> WORK ITEM
Filter the material below down to the lines with the word "title" and give those lines.

> AVAILABLE DATA
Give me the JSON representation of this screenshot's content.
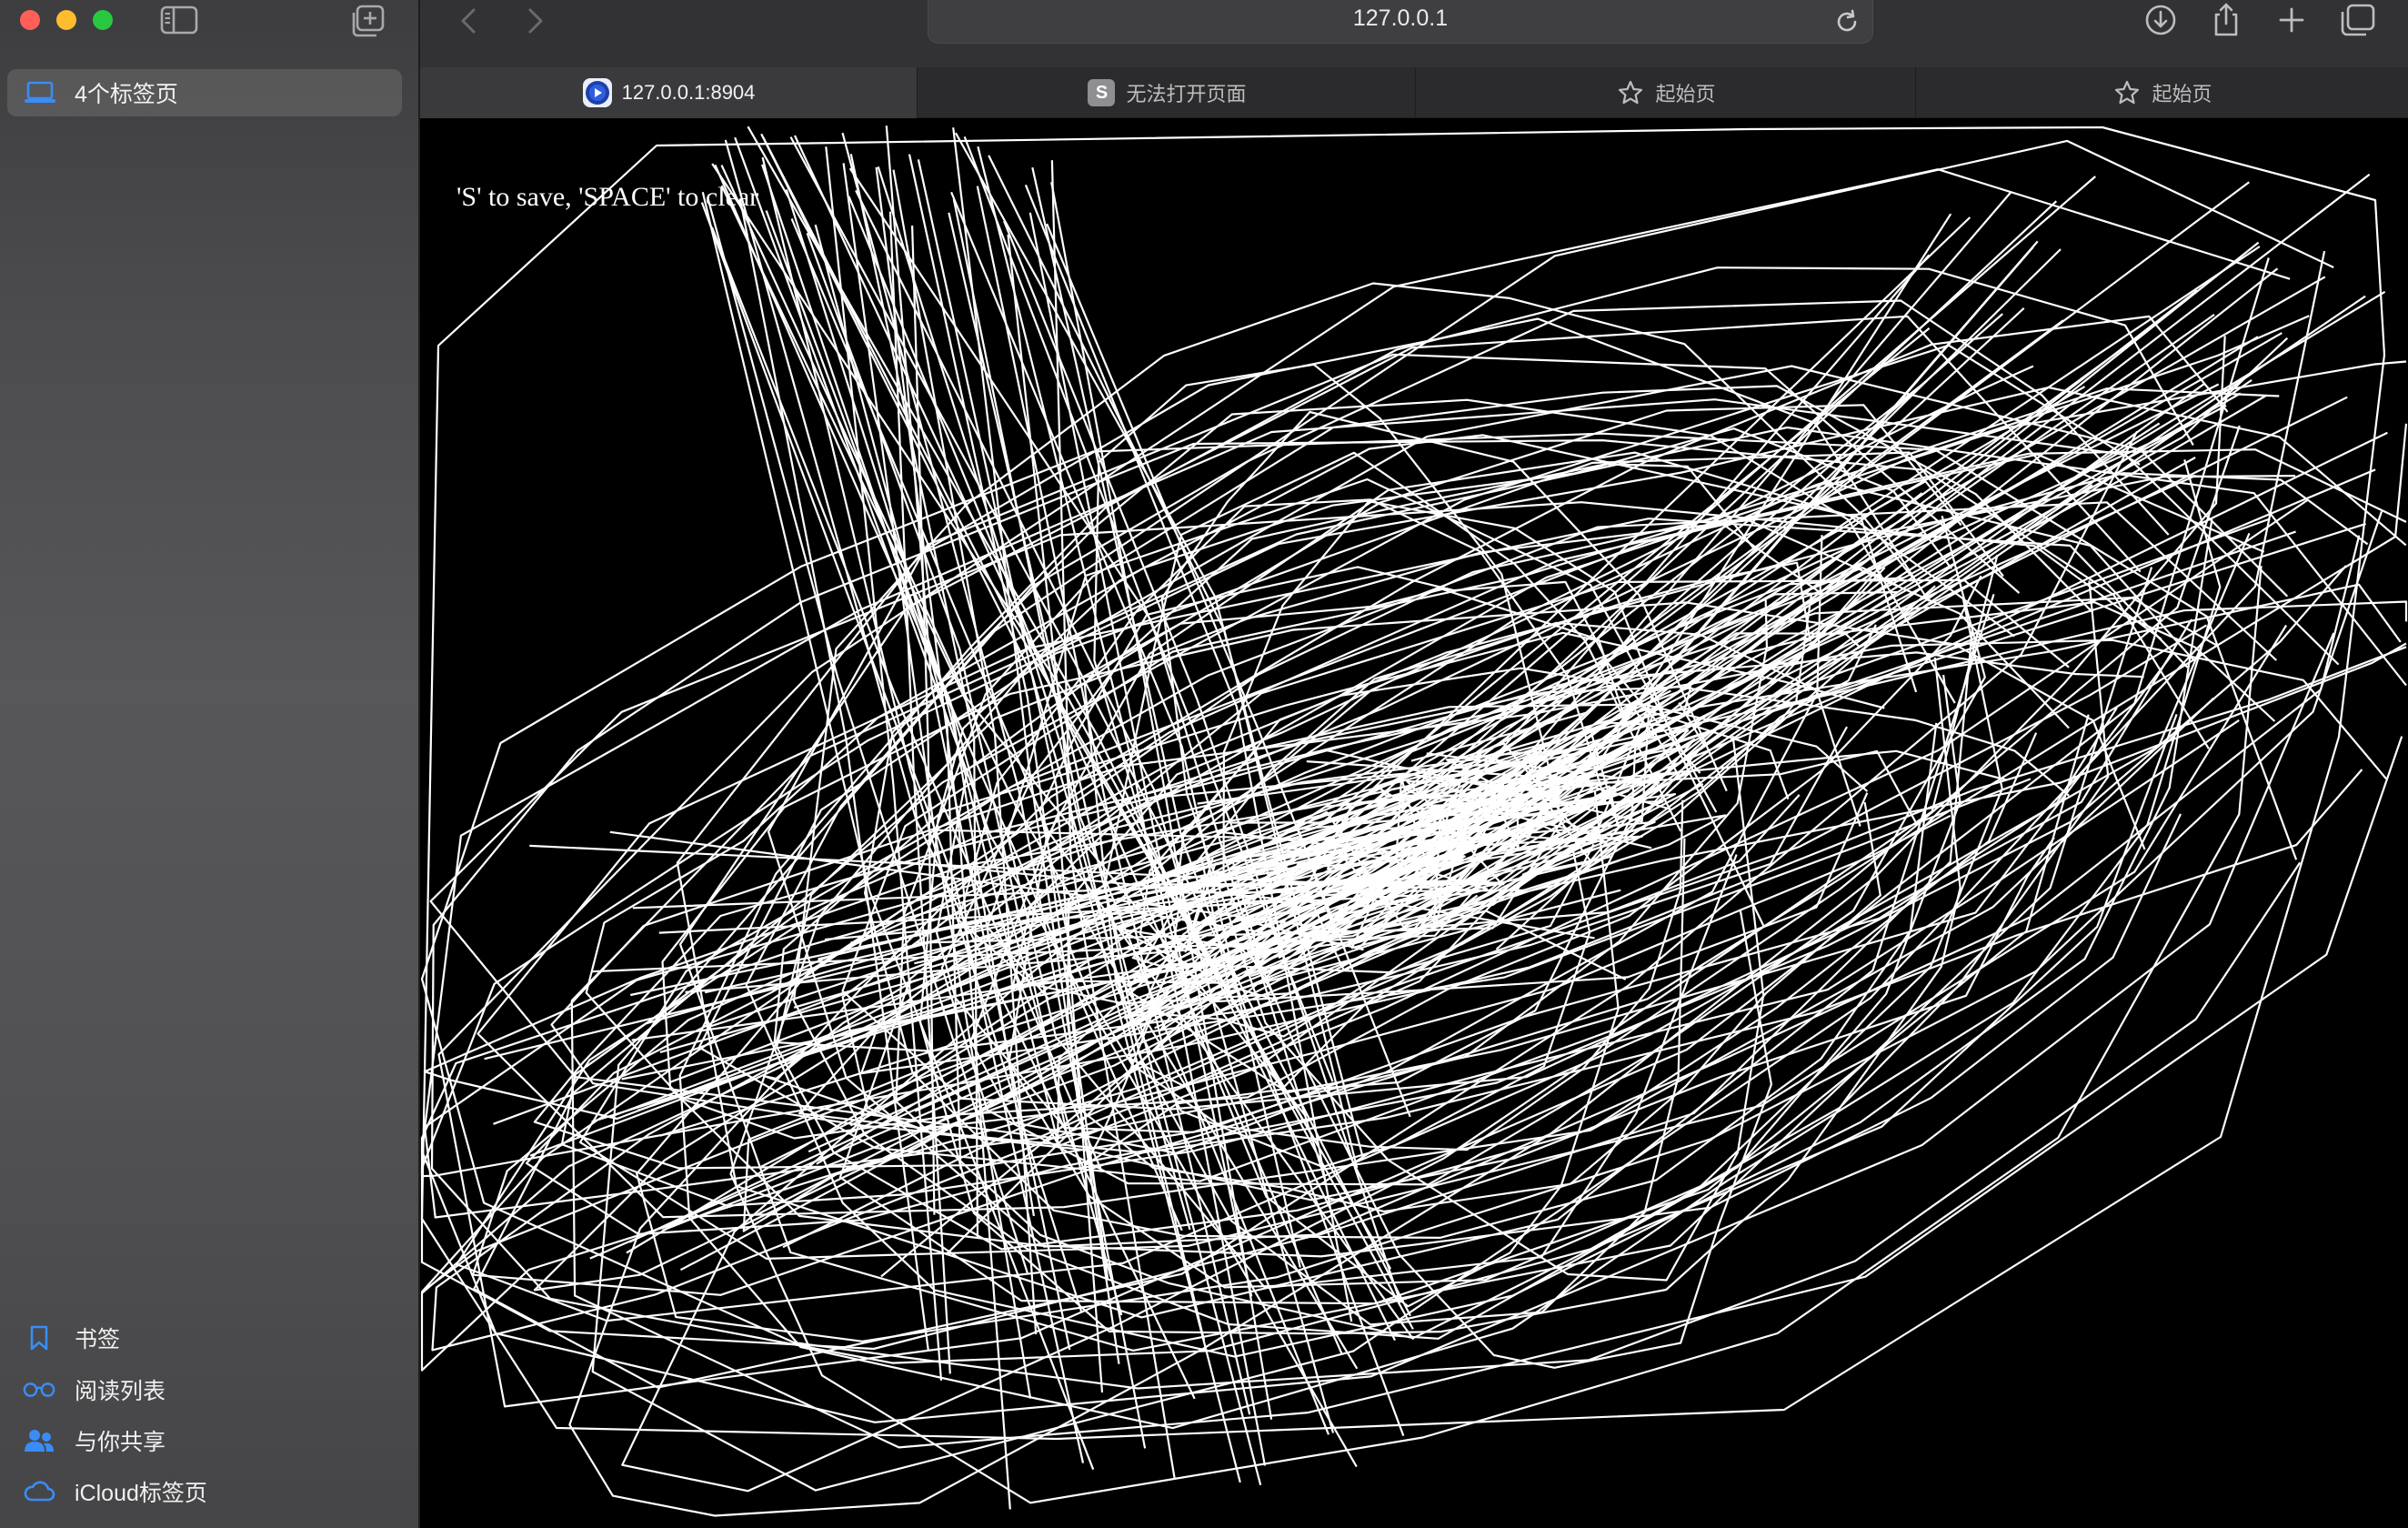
{
  "sidebar": {
    "tab_group_label": "4个标签页",
    "items": [
      {
        "label": "书签",
        "icon": "bookmark-icon"
      },
      {
        "label": "阅读列表",
        "icon": "reading-list-glasses-icon"
      },
      {
        "label": "与你共享",
        "icon": "shared-with-you-icon"
      },
      {
        "label": "iCloud标签页",
        "icon": "icloud-icon"
      }
    ]
  },
  "toolbar": {
    "url": "127.0.0.1"
  },
  "tabs": [
    {
      "title": "127.0.0.1:8904",
      "icon": "app-favicon-icon",
      "active": true
    },
    {
      "title": "无法打开页面",
      "icon": "s-favicon-icon",
      "active": false
    },
    {
      "title": "起始页",
      "icon": "star-icon",
      "active": false
    },
    {
      "title": "起始页",
      "icon": "star-icon",
      "active": false
    }
  ],
  "page": {
    "hint": "'S' to save, 'SPACE' to clear"
  },
  "colors": {
    "accent_blue": "#3b8cf5",
    "close": "#ff5f57",
    "minimize": "#febc2e",
    "zoom": "#28c840",
    "canvas_bg": "#000000",
    "stroke": "#ffffff"
  }
}
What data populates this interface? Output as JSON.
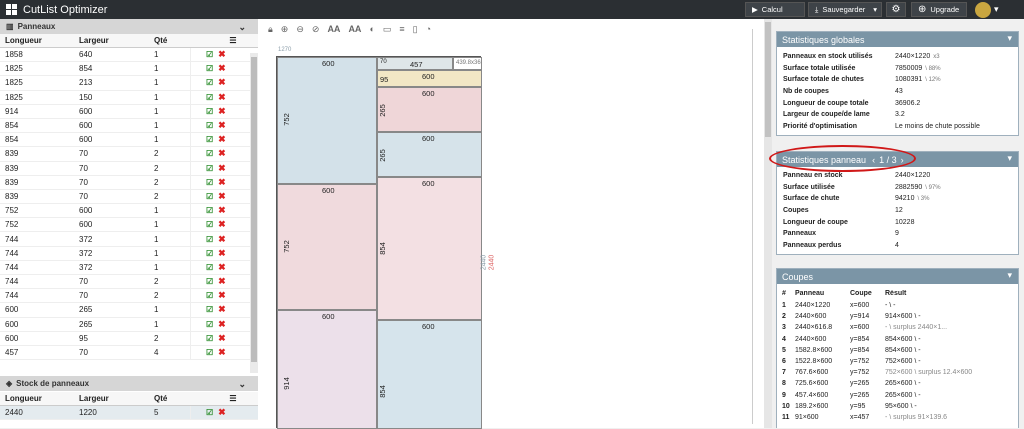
{
  "app": {
    "title": "CutList Optimizer"
  },
  "toolbar": {
    "calcul": "Calcul",
    "sauvegarder": "Sauvegarder",
    "upgrade": "Upgrade"
  },
  "panneaux": {
    "title": "Panneaux",
    "headers": [
      "Longueur",
      "Largeur",
      "Qté"
    ],
    "rows": [
      [
        "1858",
        "640",
        "1"
      ],
      [
        "1825",
        "854",
        "1"
      ],
      [
        "1825",
        "213",
        "1"
      ],
      [
        "1825",
        "150",
        "1"
      ],
      [
        "914",
        "600",
        "1"
      ],
      [
        "854",
        "600",
        "1"
      ],
      [
        "854",
        "600",
        "1"
      ],
      [
        "839",
        "70",
        "2"
      ],
      [
        "839",
        "70",
        "2"
      ],
      [
        "839",
        "70",
        "2"
      ],
      [
        "839",
        "70",
        "2"
      ],
      [
        "752",
        "600",
        "1"
      ],
      [
        "752",
        "600",
        "1"
      ],
      [
        "744",
        "372",
        "1"
      ],
      [
        "744",
        "372",
        "1"
      ],
      [
        "744",
        "372",
        "1"
      ],
      [
        "744",
        "70",
        "2"
      ],
      [
        "744",
        "70",
        "2"
      ],
      [
        "600",
        "265",
        "1"
      ],
      [
        "600",
        "265",
        "1"
      ],
      [
        "600",
        "95",
        "2"
      ],
      [
        "457",
        "70",
        "4"
      ]
    ]
  },
  "stock": {
    "title": "Stock de panneaux",
    "headers": [
      "Longueur",
      "Largeur",
      "Qté"
    ],
    "rows": [
      [
        "2440",
        "1220",
        "5"
      ]
    ]
  },
  "canvas": {
    "top_label": "1270",
    "right_label": "2440",
    "right_label2": "2440",
    "corner_label": "439.8x36",
    "pieces": [
      {
        "w": "600",
        "h": "752"
      },
      {
        "w": "457",
        "h": "70"
      },
      {
        "w": "600",
        "h": "95"
      },
      {
        "w": "600",
        "h": "265"
      },
      {
        "w": "600",
        "h": "265"
      },
      {
        "w": "600",
        "h": "752"
      },
      {
        "w": "600",
        "h": "854"
      },
      {
        "w": "600",
        "h": "914"
      },
      {
        "w": "600",
        "h": "854"
      }
    ]
  },
  "stats_globales": {
    "title": "Statistiques globales",
    "rows": [
      {
        "k": "Panneaux en stock utilisés",
        "v": "2440×1220",
        "x": "x3"
      },
      {
        "k": "Surface totale utilisée",
        "v": "7850009",
        "x": "\\ 88%"
      },
      {
        "k": "Surface totale de chutes",
        "v": "1080391",
        "x": "\\ 12%"
      },
      {
        "k": "Nb de coupes",
        "v": "43",
        "x": ""
      },
      {
        "k": "Longueur de coupe totale",
        "v": "36906.2",
        "x": ""
      },
      {
        "k": "Largeur de coupe/de lame",
        "v": "3.2",
        "x": ""
      },
      {
        "k": "Priorité d'optimisation",
        "v": "Le moins de chute possible",
        "x": ""
      }
    ]
  },
  "stats_panneau": {
    "title": "Statistiques panneau",
    "page": "1 / 3",
    "rows": [
      {
        "k": "Panneau en stock",
        "v": "2440×1220",
        "x": ""
      },
      {
        "k": "Surface utilisée",
        "v": "2882590",
        "x": "\\ 97%"
      },
      {
        "k": "Surface de chute",
        "v": "94210",
        "x": "\\ 3%"
      },
      {
        "k": "Coupes",
        "v": "12",
        "x": ""
      },
      {
        "k": "Longueur de coupe",
        "v": "10228",
        "x": ""
      },
      {
        "k": "Panneaux",
        "v": "9",
        "x": ""
      },
      {
        "k": "Panneaux perdus",
        "v": "4",
        "x": ""
      }
    ]
  },
  "coupes": {
    "title": "Coupes",
    "headers": [
      "#",
      "Panneau",
      "Coupe",
      "Résult"
    ],
    "rows": [
      {
        "n": "1",
        "p": "2440×1220",
        "c": "x=600",
        "r": "- \\ -",
        "e": ""
      },
      {
        "n": "2",
        "p": "2440×600",
        "c": "y=914",
        "r": "914×600 \\ -",
        "e": ""
      },
      {
        "n": "3",
        "p": "2440×616.8",
        "c": "x=600",
        "r": "- \\ surplus 2440×1...",
        "e": "grey"
      },
      {
        "n": "4",
        "p": "2440×600",
        "c": "y=854",
        "r": "854×600 \\ -",
        "e": ""
      },
      {
        "n": "5",
        "p": "1582.8×600",
        "c": "y=854",
        "r": "854×600 \\ -",
        "e": ""
      },
      {
        "n": "6",
        "p": "1522.8×600",
        "c": "y=752",
        "r": "752×600 \\ -",
        "e": ""
      },
      {
        "n": "7",
        "p": "767.6×600",
        "c": "y=752",
        "r": "752×600 \\ surplus 12.4×600",
        "e": "grey"
      },
      {
        "n": "8",
        "p": "725.6×600",
        "c": "y=265",
        "r": "265×600 \\ -",
        "e": ""
      },
      {
        "n": "9",
        "p": "457.4×600",
        "c": "y=265",
        "r": "265×600 \\ -",
        "e": ""
      },
      {
        "n": "10",
        "p": "189.2×600",
        "c": "y=95",
        "r": "95×600 \\ -",
        "e": ""
      },
      {
        "n": "11",
        "p": "91×600",
        "c": "x=457",
        "r": "- \\ surplus 91×139.6",
        "e": "grey"
      }
    ]
  },
  "colors": {
    "topbar": "#2b2f33",
    "panel_head": "#7b95a6",
    "annotation": "#d01818"
  }
}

> ANSWER BOX
      "title": "127.0.0.1:8904",
      "title": "无法打开页面",
      "title": "起始页",
      "title": "起始页",
    "title": "CutList Optimizer"
    "title": "Panneaux",
    "title": "Stock de panneaux",
    "title": "Statistiques globales",
    "title": "Statistiques panneau",
    "title": "Coupes",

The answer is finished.